• Directions
Look through the records below and copy each line that includes the word "true".

>>

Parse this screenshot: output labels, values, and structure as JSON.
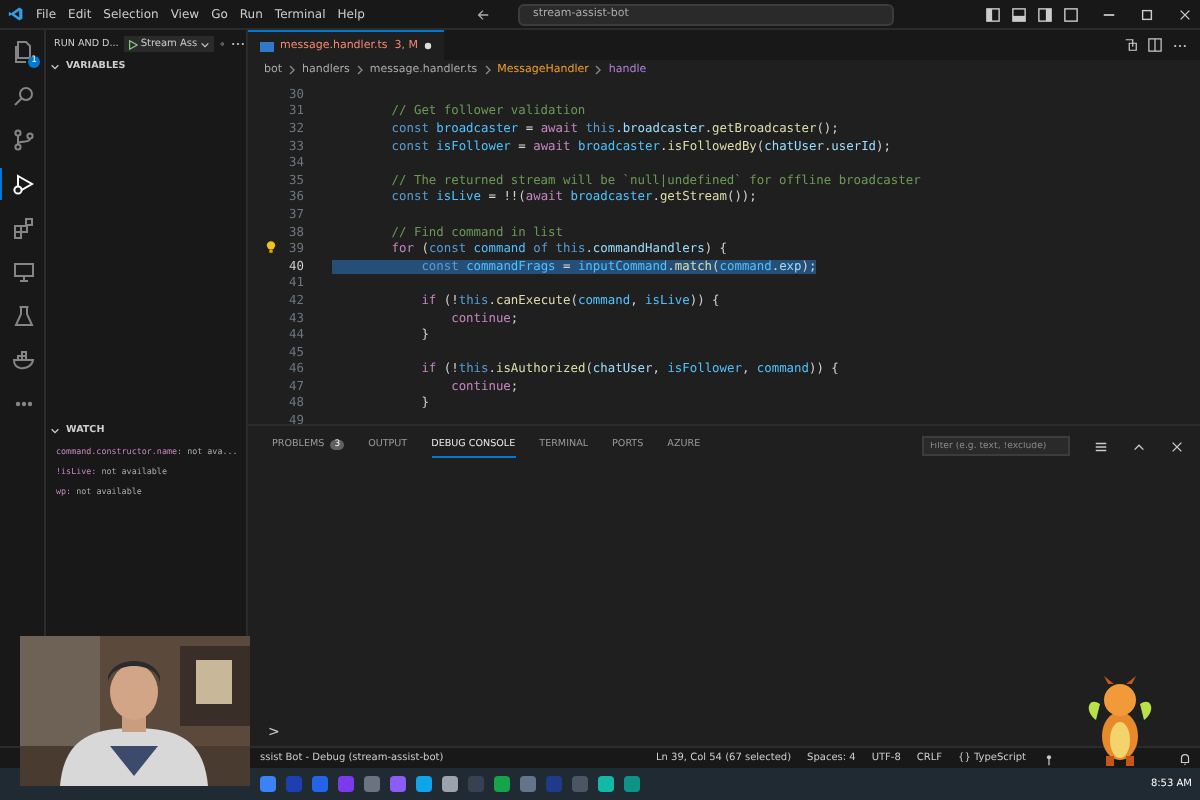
{
  "title_bar": {
    "menus": [
      "File",
      "Edit",
      "Selection",
      "View",
      "Go",
      "Run",
      "Terminal",
      "Help"
    ],
    "search": "stream-assist-bot"
  },
  "activity_bar": {
    "items": [
      {
        "kind": "files",
        "selected": false,
        "badge": "1"
      },
      {
        "kind": "search",
        "selected": false
      },
      {
        "kind": "scm",
        "selected": false
      },
      {
        "kind": "debug",
        "selected": true
      },
      {
        "kind": "extensions",
        "selected": false
      },
      {
        "kind": "remote",
        "selected": false
      },
      {
        "kind": "test",
        "selected": false
      },
      {
        "kind": "docker",
        "selected": false
      },
      {
        "kind": "more",
        "selected": false
      }
    ]
  },
  "sidebar": {
    "title": "RUN AND D...",
    "config": "Stream Ass",
    "sections": [
      {
        "title": "VARIABLES",
        "expanded": true
      },
      {
        "title": "WATCH",
        "expanded": true,
        "items": [
          {
            "name": "command.constructor.name:",
            "value": "not ava..."
          },
          {
            "name": "!isLive:",
            "value": "not available"
          },
          {
            "name": "wp:",
            "value": "not available"
          }
        ]
      }
    ]
  },
  "tabs": [
    {
      "label": "message.handler.ts",
      "status": "3, M",
      "modified": true,
      "selected": true
    }
  ],
  "breadcrumbs": [
    {
      "kind": "folder",
      "label": "bot"
    },
    {
      "kind": "folder",
      "label": "handlers"
    },
    {
      "kind": "file",
      "label": "message.handler.ts"
    },
    {
      "kind": "class",
      "label": "MessageHandler"
    },
    {
      "kind": "method",
      "label": "handle"
    }
  ],
  "code": {
    "lines": [
      {
        "number": "30",
        "selected": false
      },
      {
        "number": "31",
        "selected": false,
        "tokens": [
          {
            "t": "        // Get follower validation",
            "kind": "cm"
          }
        ]
      },
      {
        "number": "32",
        "selected": false,
        "tokens": [
          {
            "t": "        const ",
            "kind": "kw"
          },
          {
            "t": "broadcaster",
            "kind": "const"
          },
          {
            "t": " = ",
            "kind": "p"
          },
          {
            "t": "await ",
            "kind": "ctl"
          },
          {
            "t": "this",
            "kind": "kw"
          },
          {
            "t": ".",
            "kind": "p"
          },
          {
            "t": "broadcaster",
            "kind": "var"
          },
          {
            "t": ".",
            "kind": "p"
          },
          {
            "t": "getBroadcaster",
            "kind": "fn"
          },
          {
            "t": "();",
            "kind": "p"
          }
        ]
      },
      {
        "number": "33",
        "selected": false,
        "tokens": [
          {
            "t": "        const ",
            "kind": "kw"
          },
          {
            "t": "isFollower",
            "kind": "const"
          },
          {
            "t": " = ",
            "kind": "p"
          },
          {
            "t": "await ",
            "kind": "ctl"
          },
          {
            "t": "broadcaster",
            "kind": "const"
          },
          {
            "t": ".",
            "kind": "p"
          },
          {
            "t": "isFollowedBy",
            "kind": "fn"
          },
          {
            "t": "(",
            "kind": "p"
          },
          {
            "t": "chatUser",
            "kind": "var"
          },
          {
            "t": ".",
            "kind": "p"
          },
          {
            "t": "userId",
            "kind": "var"
          },
          {
            "t": ");",
            "kind": "p"
          }
        ]
      },
      {
        "number": "34",
        "selected": false
      },
      {
        "number": "35",
        "selected": false,
        "tokens": [
          {
            "t": "        // The returned stream will be `null|undefined` for offline broadcaster",
            "kind": "cm"
          }
        ]
      },
      {
        "number": "36",
        "selected": false,
        "tokens": [
          {
            "t": "        const ",
            "kind": "kw"
          },
          {
            "t": "isLive",
            "kind": "const"
          },
          {
            "t": " = !!(",
            "kind": "p"
          },
          {
            "t": "await ",
            "kind": "ctl"
          },
          {
            "t": "broadcaster",
            "kind": "const"
          },
          {
            "t": ".",
            "kind": "p"
          },
          {
            "t": "getStream",
            "kind": "fn"
          },
          {
            "t": "());",
            "kind": "p"
          }
        ]
      },
      {
        "number": "37",
        "selected": false
      },
      {
        "number": "38",
        "selected": false,
        "tokens": [
          {
            "t": "        // Find command in list",
            "kind": "cm"
          }
        ]
      },
      {
        "number": "39",
        "selected": false,
        "hint": true,
        "tokens": [
          {
            "t": "        for ",
            "kind": "ctl"
          },
          {
            "t": "(",
            "kind": "p"
          },
          {
            "t": "const ",
            "kind": "kw"
          },
          {
            "t": "command",
            "kind": "const"
          },
          {
            "t": " of ",
            "kind": "kw"
          },
          {
            "t": "this",
            "kind": "kw"
          },
          {
            "t": ".",
            "kind": "p"
          },
          {
            "t": "commandHandlers",
            "kind": "var"
          },
          {
            "t": ") {",
            "kind": "p"
          }
        ]
      },
      {
        "number": "40",
        "selected": true,
        "tokens": [
          {
            "t": "            const ",
            "kind": "kw"
          },
          {
            "t": "commandFrags",
            "kind": "const"
          },
          {
            "t": " = ",
            "kind": "p"
          },
          {
            "t": "inputCommand",
            "kind": "const"
          },
          {
            "t": ".",
            "kind": "p"
          },
          {
            "t": "match",
            "kind": "fn"
          },
          {
            "t": "(",
            "kind": "p"
          },
          {
            "t": "command",
            "kind": "const"
          },
          {
            "t": ".",
            "kind": "p"
          },
          {
            "t": "exp",
            "kind": "var"
          },
          {
            "t": ");",
            "kind": "p"
          }
        ]
      },
      {
        "number": "41",
        "selected": false
      },
      {
        "number": "42",
        "selected": false,
        "tokens": [
          {
            "t": "            if ",
            "kind": "ctl"
          },
          {
            "t": "(!",
            "kind": "p"
          },
          {
            "t": "this",
            "kind": "kw"
          },
          {
            "t": ".",
            "kind": "p"
          },
          {
            "t": "canExecute",
            "kind": "fn"
          },
          {
            "t": "(",
            "kind": "p"
          },
          {
            "t": "command",
            "kind": "const"
          },
          {
            "t": ", ",
            "kind": "p"
          },
          {
            "t": "isLive",
            "kind": "const"
          },
          {
            "t": ")) {",
            "kind": "p"
          }
        ]
      },
      {
        "number": "43",
        "selected": false,
        "tokens": [
          {
            "t": "                continue",
            "kind": "ctl"
          },
          {
            "t": ";",
            "kind": "p"
          }
        ]
      },
      {
        "number": "44",
        "selected": false,
        "tokens": [
          {
            "t": "            }",
            "kind": "p"
          }
        ]
      },
      {
        "number": "45",
        "selected": false
      },
      {
        "number": "46",
        "selected": false,
        "tokens": [
          {
            "t": "            if ",
            "kind": "ctl"
          },
          {
            "t": "(!",
            "kind": "p"
          },
          {
            "t": "this",
            "kind": "kw"
          },
          {
            "t": ".",
            "kind": "p"
          },
          {
            "t": "isAuthorized",
            "kind": "fn"
          },
          {
            "t": "(",
            "kind": "p"
          },
          {
            "t": "chatUser",
            "kind": "var"
          },
          {
            "t": ", ",
            "kind": "p"
          },
          {
            "t": "isFollower",
            "kind": "const"
          },
          {
            "t": ", ",
            "kind": "p"
          },
          {
            "t": "command",
            "kind": "const"
          },
          {
            "t": ")) {",
            "kind": "p"
          }
        ]
      },
      {
        "number": "47",
        "selected": false,
        "tokens": [
          {
            "t": "                continue",
            "kind": "ctl"
          },
          {
            "t": ";",
            "kind": "p"
          }
        ]
      },
      {
        "number": "48",
        "selected": false,
        "tokens": [
          {
            "t": "            }",
            "kind": "p"
          }
        ]
      },
      {
        "number": "49",
        "selected": false
      }
    ]
  },
  "panel": {
    "tabs": [
      {
        "label": "PROBLEMS",
        "badge": "3",
        "selected": false
      },
      {
        "label": "OUTPUT",
        "selected": false
      },
      {
        "label": "DEBUG CONSOLE",
        "selected": true
      },
      {
        "label": "TERMINAL",
        "selected": false
      },
      {
        "label": "PORTS",
        "selected": false
      },
      {
        "label": "AZURE",
        "selected": false
      }
    ],
    "filter_placeholder": "Filter (e.g. text, !exclude)",
    "prompt": ">"
  },
  "status_bar": {
    "left": "ssist Bot - Debug (stream-assist-bot)",
    "right": [
      "Ln 39, Col 54 (67 selected)",
      "Spaces: 4",
      "UTF-8",
      "CRLF",
      "{} TypeScript"
    ]
  },
  "taskbar": {
    "time": "8:53 AM"
  }
}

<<

• Result of the exercise
        "selected": true
        "expanded": true
        "expanded": true,
      "modified": true,
      "selected": true
        "hint": true,
        "selected": true,
        "selected": true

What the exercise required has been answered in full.